----- Supplied records
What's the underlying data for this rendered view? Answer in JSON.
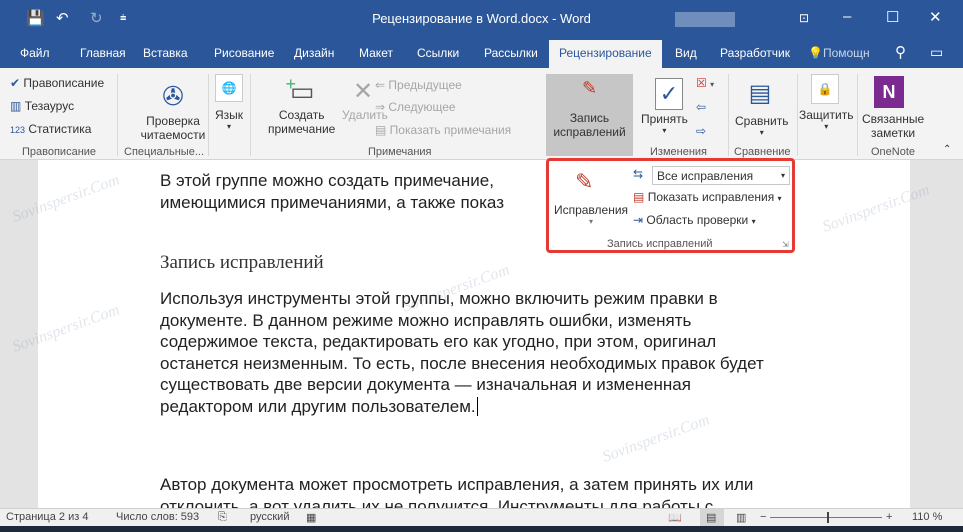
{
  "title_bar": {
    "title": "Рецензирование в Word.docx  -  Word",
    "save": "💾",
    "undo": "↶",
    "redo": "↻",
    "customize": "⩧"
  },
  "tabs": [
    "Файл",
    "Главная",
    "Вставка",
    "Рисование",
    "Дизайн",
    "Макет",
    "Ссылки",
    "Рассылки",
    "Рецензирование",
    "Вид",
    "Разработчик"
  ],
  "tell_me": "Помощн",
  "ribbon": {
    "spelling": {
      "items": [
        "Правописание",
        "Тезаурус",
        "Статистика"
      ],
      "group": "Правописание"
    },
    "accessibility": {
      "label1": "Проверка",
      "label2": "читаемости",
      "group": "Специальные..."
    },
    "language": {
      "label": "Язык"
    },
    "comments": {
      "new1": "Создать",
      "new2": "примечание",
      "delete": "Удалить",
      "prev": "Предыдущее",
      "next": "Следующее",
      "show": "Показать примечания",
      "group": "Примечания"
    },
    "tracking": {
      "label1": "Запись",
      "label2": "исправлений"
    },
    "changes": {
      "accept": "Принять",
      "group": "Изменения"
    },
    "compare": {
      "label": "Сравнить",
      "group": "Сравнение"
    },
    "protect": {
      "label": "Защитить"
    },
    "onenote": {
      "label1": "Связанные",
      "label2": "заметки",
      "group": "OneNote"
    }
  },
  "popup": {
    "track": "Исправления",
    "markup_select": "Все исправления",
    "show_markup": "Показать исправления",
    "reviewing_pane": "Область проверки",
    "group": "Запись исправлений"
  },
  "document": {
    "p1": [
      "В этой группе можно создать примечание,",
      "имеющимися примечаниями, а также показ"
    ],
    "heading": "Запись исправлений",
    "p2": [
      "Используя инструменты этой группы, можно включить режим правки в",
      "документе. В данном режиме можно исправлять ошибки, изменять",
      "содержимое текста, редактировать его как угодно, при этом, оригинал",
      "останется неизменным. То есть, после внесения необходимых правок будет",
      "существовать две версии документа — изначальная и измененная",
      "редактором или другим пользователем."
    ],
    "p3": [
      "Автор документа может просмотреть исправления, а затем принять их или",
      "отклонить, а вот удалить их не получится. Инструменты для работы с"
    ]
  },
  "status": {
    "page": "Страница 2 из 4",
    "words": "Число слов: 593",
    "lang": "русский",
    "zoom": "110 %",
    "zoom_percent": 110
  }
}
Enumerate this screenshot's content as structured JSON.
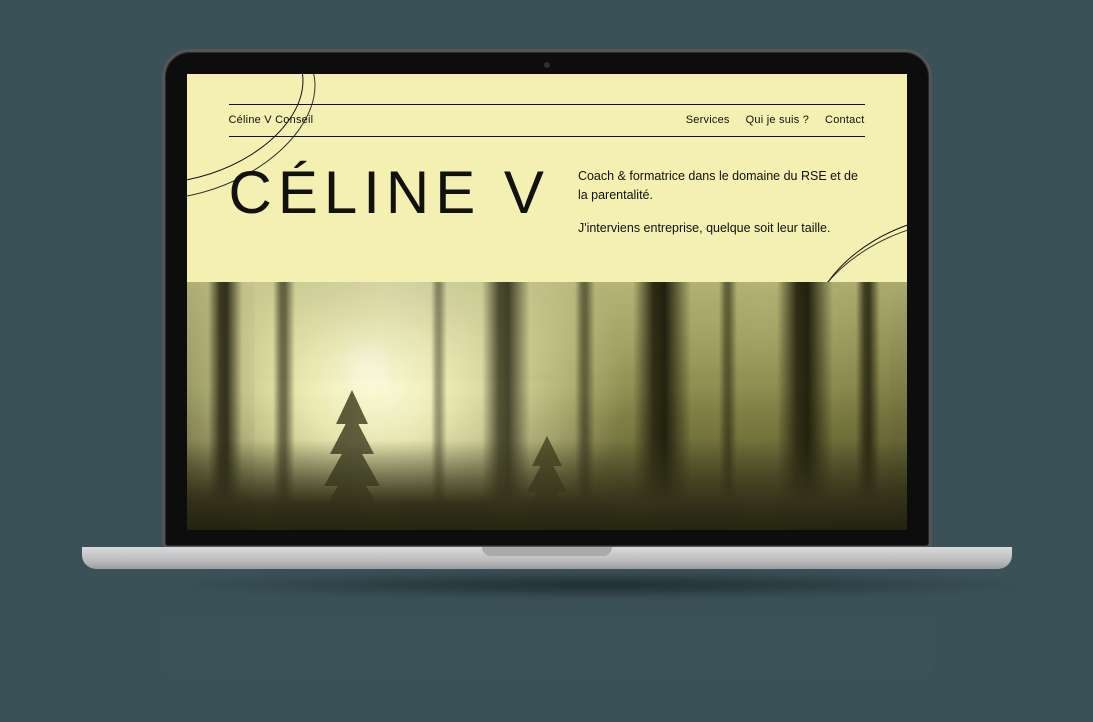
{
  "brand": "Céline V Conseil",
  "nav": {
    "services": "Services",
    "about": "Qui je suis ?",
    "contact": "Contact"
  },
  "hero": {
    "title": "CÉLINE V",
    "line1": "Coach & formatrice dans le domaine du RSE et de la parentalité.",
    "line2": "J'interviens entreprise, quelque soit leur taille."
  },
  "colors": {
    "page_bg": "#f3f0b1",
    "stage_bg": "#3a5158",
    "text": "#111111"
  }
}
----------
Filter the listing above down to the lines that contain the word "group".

      "group": "Правописание"
      "group": "Специальные..."
      "group": "Примечания"
      "group": "Изменения"
      "group": "Сравнение"
      "group": "OneNote"
    "group": "Запись исправлений"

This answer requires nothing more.